There were some sitcoms on the edge of imagination. Some, like “Jeannie” and “Bewitched,” endured. They lasted five seasons. Jeannie was a fantasy trip for a lot of men. An astronaut and a beautiful woman who popped from a bottle in a haze of smoke? There was abundant sexual tension—and no sex?
The biggest insults were one-season wonders—for example “My Mother the Car” and “It’s About Time.” Are you kidding me? Even at the age of 11, I had to scratch my head wondering what kind of bad tobacco they were smoking in Los Angeles in 1965.
Dave Crabtree’s (Jerry Van Dyke) mother (Ann Sothern) was reincarnated as a 1928 Porter automobile. You can’t make this stuff up, but someone did. Just imagine the situations Crabtree found himself in with his mother on four wheels. Ann’s voice would flash from the radio when she spoke. She would speak only to Dave – kind of like Ed only speaking to Wilbur. The irony is, car radios didn’t exist in 1928. “My Mother The Car” lasted one season and no wonder.
“It’s About Time…” was another really absurd situation comedy only no one was laughing. These two bumbling clowns posing as astronauts came down into the Gilligan’s Island lagoon in a corrugated tin space capsule with pyrotechnic sparklers popping in the engine pods, greeted by prehistoric cave men and women. Are you kidding me??? One of the cavemen—actor Joe E. Ross, (Car 54 Where Are You?) with a New York accent, never made much of a statement, but it paid the actor’s bills.
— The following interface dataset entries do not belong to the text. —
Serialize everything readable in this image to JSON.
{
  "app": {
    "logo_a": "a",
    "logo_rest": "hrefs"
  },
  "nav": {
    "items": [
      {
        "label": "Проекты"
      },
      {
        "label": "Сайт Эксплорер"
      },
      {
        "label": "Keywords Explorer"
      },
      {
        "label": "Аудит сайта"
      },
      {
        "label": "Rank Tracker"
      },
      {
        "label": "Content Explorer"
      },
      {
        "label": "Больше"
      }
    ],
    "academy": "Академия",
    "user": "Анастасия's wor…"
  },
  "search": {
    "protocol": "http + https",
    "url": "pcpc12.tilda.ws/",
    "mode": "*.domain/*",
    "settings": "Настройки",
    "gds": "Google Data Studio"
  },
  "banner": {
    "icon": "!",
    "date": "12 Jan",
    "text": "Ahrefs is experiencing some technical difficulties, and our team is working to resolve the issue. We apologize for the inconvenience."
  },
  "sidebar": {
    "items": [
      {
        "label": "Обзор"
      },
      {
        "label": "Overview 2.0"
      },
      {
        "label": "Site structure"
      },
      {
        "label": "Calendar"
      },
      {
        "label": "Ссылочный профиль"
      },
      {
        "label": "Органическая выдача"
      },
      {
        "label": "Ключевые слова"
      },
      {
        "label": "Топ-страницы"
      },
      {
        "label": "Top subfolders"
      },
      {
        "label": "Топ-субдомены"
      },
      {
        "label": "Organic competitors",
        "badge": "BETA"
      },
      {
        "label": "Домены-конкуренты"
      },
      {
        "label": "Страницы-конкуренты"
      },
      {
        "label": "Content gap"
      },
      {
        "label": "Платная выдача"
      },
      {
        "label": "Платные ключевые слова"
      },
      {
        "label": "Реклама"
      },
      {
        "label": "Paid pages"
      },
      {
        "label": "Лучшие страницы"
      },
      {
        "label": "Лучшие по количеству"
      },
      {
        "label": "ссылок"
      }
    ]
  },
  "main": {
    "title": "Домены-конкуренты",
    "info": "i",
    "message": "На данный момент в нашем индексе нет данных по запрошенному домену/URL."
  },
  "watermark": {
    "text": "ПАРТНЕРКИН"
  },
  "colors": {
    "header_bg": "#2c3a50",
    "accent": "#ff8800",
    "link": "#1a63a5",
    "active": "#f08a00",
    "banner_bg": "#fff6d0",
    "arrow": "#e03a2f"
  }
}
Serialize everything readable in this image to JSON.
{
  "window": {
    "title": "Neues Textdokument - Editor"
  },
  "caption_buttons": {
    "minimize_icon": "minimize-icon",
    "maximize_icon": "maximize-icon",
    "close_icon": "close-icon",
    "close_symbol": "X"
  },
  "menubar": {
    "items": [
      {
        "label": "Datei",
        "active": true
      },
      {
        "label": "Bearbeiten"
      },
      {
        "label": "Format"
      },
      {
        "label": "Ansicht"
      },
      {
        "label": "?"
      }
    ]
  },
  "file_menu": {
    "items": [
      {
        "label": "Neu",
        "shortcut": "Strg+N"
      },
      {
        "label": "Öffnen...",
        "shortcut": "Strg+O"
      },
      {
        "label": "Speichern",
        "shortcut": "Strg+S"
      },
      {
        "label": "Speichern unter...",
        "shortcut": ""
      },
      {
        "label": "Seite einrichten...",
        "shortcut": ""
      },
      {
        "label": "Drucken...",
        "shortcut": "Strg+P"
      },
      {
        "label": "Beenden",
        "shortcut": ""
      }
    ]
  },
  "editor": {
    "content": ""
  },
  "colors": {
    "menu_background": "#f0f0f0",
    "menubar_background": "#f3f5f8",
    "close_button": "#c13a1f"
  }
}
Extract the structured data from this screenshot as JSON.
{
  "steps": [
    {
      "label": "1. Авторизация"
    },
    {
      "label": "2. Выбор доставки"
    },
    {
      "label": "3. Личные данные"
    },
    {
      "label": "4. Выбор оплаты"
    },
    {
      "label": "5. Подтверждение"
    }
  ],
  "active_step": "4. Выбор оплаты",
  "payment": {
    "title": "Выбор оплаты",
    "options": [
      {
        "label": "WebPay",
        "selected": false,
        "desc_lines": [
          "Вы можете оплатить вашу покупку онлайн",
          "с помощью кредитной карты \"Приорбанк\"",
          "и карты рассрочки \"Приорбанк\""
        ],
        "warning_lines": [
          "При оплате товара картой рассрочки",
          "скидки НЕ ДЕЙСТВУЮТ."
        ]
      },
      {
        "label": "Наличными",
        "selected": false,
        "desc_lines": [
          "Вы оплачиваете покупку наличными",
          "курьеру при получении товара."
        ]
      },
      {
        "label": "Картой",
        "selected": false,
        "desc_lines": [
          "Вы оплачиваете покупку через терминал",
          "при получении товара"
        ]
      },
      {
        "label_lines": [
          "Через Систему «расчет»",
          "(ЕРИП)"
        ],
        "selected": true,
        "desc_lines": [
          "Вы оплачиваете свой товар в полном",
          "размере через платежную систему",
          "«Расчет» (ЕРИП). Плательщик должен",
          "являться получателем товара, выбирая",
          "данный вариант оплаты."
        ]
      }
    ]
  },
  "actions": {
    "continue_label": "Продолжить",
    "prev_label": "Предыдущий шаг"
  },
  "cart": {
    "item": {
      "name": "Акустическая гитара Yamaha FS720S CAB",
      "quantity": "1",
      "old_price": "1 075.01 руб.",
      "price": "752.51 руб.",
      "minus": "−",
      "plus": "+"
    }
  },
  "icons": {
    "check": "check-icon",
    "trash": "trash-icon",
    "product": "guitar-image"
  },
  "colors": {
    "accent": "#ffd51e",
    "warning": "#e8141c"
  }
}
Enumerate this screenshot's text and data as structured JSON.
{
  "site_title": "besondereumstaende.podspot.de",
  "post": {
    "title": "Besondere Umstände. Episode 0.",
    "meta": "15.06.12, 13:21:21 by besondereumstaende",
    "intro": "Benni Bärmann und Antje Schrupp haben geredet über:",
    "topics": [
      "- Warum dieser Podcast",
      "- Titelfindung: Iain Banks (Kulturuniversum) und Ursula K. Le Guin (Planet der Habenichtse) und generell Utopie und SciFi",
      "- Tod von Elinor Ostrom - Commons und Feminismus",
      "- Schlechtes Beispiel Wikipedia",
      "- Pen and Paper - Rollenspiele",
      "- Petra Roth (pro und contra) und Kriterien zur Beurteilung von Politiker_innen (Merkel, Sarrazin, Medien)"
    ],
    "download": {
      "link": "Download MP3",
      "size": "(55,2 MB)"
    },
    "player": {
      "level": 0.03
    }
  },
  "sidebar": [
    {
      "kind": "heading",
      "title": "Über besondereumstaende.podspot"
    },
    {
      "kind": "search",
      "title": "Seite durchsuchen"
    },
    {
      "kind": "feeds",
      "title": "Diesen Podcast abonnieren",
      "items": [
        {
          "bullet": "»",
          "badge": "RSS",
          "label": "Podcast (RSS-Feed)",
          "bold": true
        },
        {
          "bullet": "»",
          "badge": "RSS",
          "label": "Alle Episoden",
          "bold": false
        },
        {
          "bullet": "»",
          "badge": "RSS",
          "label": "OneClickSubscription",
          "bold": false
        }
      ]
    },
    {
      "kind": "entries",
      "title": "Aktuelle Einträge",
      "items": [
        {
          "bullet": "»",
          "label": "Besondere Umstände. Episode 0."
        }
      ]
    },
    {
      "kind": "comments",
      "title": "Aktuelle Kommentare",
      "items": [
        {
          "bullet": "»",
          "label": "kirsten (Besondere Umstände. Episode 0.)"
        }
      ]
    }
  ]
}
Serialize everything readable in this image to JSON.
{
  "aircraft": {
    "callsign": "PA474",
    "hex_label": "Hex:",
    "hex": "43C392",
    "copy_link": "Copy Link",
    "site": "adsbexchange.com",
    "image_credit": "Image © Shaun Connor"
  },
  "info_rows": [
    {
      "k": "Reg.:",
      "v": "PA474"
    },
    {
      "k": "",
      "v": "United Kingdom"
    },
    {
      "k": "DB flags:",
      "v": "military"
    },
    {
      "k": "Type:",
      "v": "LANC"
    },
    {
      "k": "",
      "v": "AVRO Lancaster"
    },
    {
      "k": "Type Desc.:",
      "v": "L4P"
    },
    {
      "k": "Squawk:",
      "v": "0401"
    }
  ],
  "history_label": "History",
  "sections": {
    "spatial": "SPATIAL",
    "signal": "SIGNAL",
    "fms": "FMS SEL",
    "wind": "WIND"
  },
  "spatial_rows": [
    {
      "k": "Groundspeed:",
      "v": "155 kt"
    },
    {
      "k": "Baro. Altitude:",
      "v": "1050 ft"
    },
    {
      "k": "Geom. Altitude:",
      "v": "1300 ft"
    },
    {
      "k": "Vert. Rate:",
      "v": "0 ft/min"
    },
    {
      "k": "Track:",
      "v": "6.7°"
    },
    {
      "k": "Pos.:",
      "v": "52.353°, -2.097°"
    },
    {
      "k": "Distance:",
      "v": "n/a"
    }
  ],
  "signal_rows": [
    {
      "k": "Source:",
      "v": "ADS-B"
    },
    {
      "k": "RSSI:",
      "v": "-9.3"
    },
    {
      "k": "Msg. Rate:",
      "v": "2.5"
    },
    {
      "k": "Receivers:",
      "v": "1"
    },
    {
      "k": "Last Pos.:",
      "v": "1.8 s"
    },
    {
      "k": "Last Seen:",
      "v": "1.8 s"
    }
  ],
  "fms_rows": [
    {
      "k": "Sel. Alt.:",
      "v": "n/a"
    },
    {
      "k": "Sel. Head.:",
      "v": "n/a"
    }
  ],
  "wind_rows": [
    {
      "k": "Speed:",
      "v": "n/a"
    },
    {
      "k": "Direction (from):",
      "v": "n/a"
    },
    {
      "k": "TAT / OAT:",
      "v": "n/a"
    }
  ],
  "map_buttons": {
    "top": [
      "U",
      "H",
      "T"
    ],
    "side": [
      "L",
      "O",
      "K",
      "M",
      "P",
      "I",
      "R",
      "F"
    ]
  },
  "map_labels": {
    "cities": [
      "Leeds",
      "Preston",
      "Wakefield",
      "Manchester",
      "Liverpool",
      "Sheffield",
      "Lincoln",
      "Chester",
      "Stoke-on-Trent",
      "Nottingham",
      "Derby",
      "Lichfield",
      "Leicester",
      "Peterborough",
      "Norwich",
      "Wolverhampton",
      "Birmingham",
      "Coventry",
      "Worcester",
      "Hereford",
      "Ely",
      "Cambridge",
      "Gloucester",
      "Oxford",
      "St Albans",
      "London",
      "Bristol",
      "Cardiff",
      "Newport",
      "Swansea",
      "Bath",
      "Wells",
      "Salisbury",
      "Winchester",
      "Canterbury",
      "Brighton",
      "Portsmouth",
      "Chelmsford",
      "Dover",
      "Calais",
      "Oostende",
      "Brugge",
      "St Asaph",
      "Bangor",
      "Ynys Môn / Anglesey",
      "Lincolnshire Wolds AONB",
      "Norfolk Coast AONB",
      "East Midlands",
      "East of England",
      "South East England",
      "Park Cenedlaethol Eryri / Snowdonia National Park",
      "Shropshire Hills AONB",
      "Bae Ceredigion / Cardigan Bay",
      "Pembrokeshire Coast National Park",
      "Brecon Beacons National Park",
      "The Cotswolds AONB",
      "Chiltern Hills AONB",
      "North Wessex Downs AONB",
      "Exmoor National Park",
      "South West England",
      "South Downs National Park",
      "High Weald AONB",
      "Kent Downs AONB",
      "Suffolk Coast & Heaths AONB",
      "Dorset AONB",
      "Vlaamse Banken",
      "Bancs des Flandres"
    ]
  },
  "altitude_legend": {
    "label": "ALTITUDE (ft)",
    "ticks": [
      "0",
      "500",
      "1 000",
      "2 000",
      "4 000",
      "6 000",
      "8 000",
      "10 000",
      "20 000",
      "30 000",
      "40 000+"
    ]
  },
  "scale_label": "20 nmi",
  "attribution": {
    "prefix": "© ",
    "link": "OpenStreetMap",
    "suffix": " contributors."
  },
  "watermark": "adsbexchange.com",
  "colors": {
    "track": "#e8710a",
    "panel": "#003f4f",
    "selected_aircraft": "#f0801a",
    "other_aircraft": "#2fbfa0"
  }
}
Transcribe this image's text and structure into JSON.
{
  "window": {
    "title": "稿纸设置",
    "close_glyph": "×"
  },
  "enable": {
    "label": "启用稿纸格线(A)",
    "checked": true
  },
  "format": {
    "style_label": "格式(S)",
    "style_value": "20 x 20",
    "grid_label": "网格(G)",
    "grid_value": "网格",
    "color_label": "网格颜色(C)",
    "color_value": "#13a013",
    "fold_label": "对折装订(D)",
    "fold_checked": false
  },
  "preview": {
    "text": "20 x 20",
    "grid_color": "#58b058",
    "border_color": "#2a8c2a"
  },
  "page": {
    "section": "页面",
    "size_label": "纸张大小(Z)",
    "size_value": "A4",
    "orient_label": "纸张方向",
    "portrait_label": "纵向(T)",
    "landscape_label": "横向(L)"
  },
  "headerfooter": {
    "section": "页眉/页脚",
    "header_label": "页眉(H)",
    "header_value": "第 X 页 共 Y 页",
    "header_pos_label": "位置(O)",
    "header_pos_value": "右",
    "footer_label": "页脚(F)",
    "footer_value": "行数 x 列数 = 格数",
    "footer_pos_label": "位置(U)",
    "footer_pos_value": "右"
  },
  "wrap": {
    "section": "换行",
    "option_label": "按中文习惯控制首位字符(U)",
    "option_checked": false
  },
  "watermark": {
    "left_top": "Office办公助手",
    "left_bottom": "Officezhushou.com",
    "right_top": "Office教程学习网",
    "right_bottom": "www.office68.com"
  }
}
Two astronauts, traveling faster than light, go back in time to prehistoric Earth. Unable to return, they befriend the locals. Then, to add insult to injury, they bring the natives into the 20th Century where they attempt to blend into present time in an attempt to save the series. Not meant to be. “It’s About Time” faded quickly into prehistoric times. One could hope it would never make syndication.
The golden era of television was a learning curve of what worked and what didn’t. What kept an audience and what did not. There were quite a number of one-season wonder sitcoms and drama series that barely lasted a season and there was a reason why. They were terrible. That said, “The Monkees” was another one that actually managed to last two seasons yet developed a huge multi-generational following that has lasted for decades. The Monkees pioneered the music video.
The news wasn’t all bad for producer Sherwood Schwartz. He produced very successful franchises. “Gilligan’s Island” was very successful as was “The Brady Bunch.” Both retain a sizable audience today across the generations. Everyone wanted to be a Brady kid. Gilligan’s Island was just goofy enough to get a belly laugh every time something really stupid happened. And yes, Mary Ann was more to my liking than Ginger. I still don’t understand how they kept that portable radio going without replacement batteries for years, nor do I understand where all this everyday “stuff” came from no one would take on a three-hour tour including the Professor’s portable nuclear reactor and slide rule.
The Brady Bunch was believable, but downright corny at times. Why anyone would bring “Tiger” the dog to a wedding where a cat was present is beyond me. You just know Mike Brady (Robert Reed) was decidedly furious when the wedding cake fell on him. The busted vase — remember that? Elmer’s Glue-All was used in an effort to glue it back together? Problem? Elmer’s is water soluble. At dinner, the vase swiftly became unglued for all to see and at the horror of six naïve crumb crushers who thought they could get away with it.
I can’t help it. Every time I hear the name Marcia, I feel inclined to go “Marcia-Marcia-Marcia!!!” Eve Plumb lives in each of us.